Instructions for the task
Where "Email" appears in a line of the entries below, that line should be copied.

:::::

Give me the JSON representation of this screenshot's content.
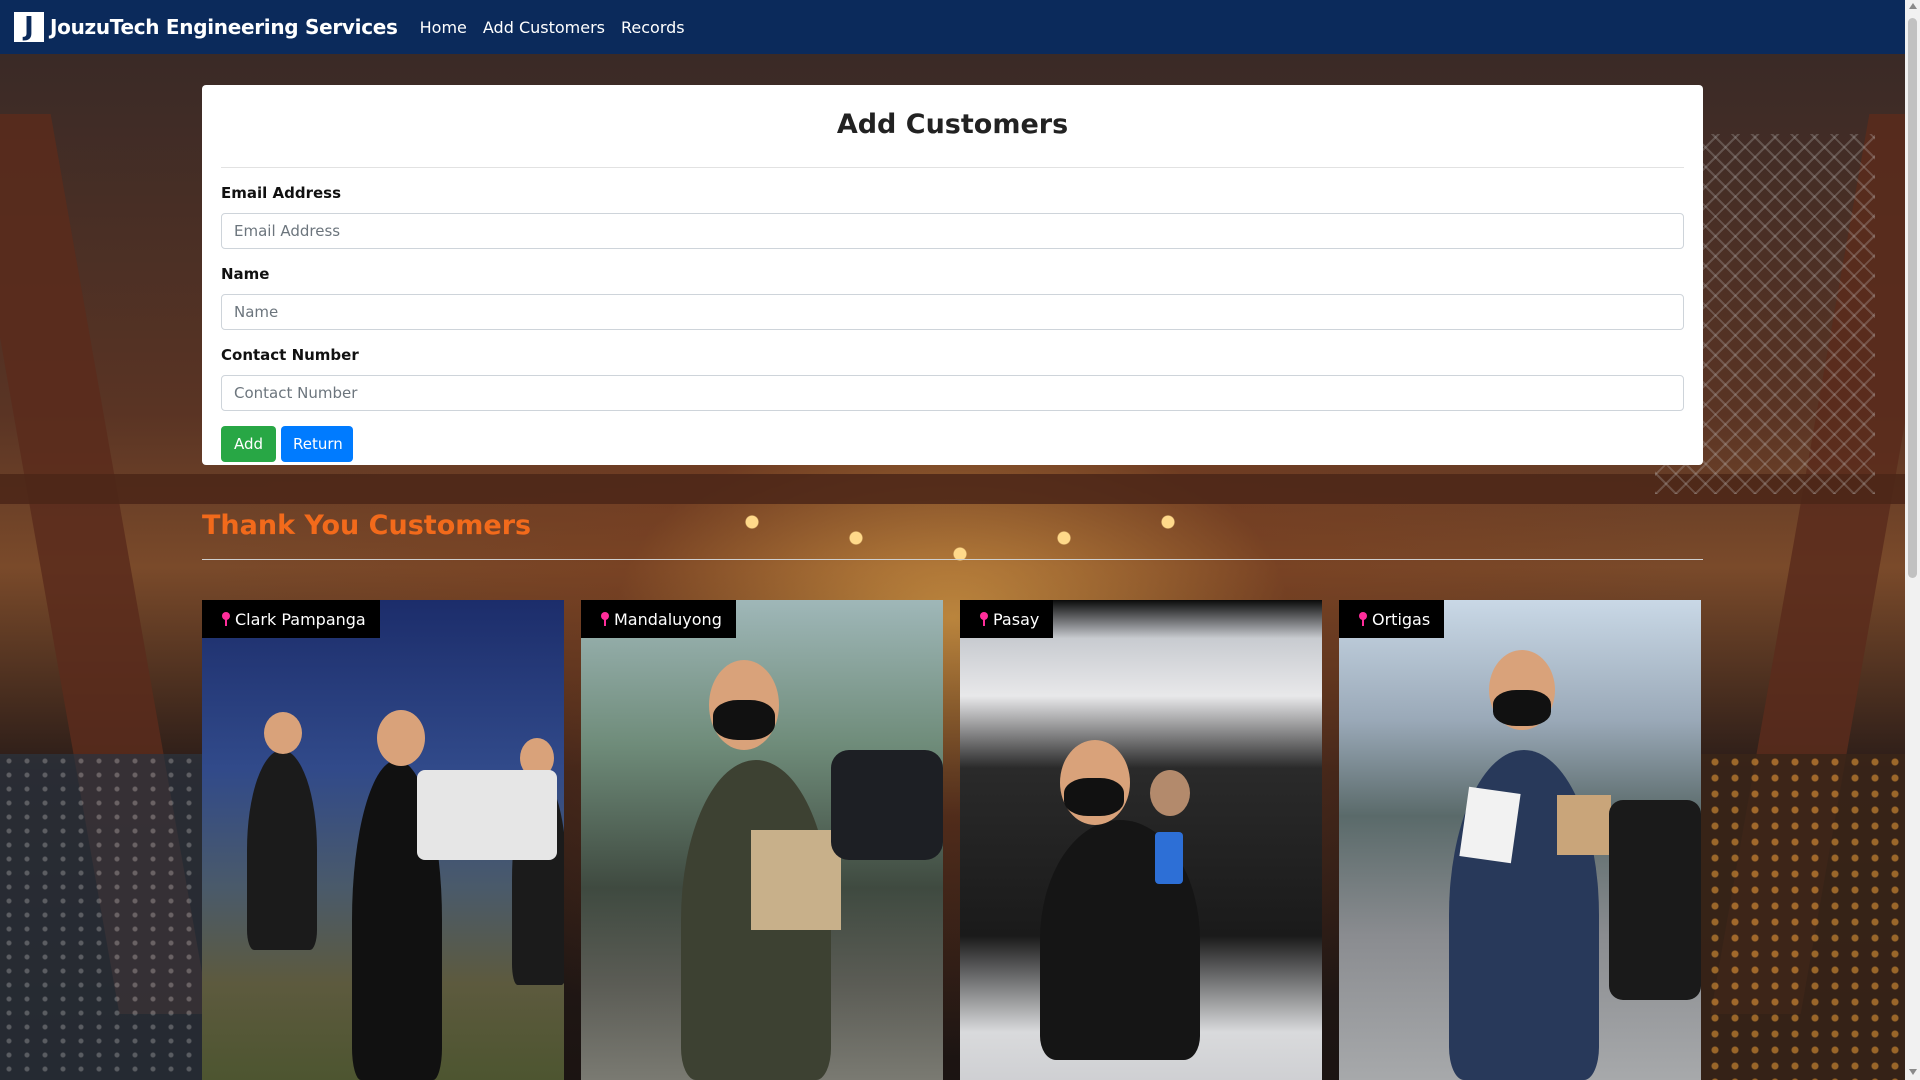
{
  "navbar": {
    "logo_letter": "J",
    "brand": "JouzuTech Engineering Services",
    "links": [
      {
        "label": "Home"
      },
      {
        "label": "Add Customers"
      },
      {
        "label": "Records"
      }
    ]
  },
  "form": {
    "title": "Add Customers",
    "fields": [
      {
        "label": "Email Address",
        "placeholder": "Email Address",
        "value": ""
      },
      {
        "label": "Name",
        "placeholder": "Name",
        "value": ""
      },
      {
        "label": "Contact Number",
        "placeholder": "Contact Number",
        "value": ""
      }
    ],
    "add_label": "Add",
    "return_label": "Return"
  },
  "thanks": {
    "title": "Thank You Customers",
    "photos": [
      {
        "location": "Clark Pampanga"
      },
      {
        "location": "Mandaluyong"
      },
      {
        "location": "Pasay"
      },
      {
        "location": "Ortigas"
      }
    ]
  },
  "colors": {
    "navbar": "#0b2a5b",
    "add_button": "#28a745",
    "return_button": "#007bff",
    "thanks_title": "#f26a1b",
    "pin": "#ff2d9b"
  }
}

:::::

Written answer
        "label": "Email Address",
        "placeholder": "Email Address",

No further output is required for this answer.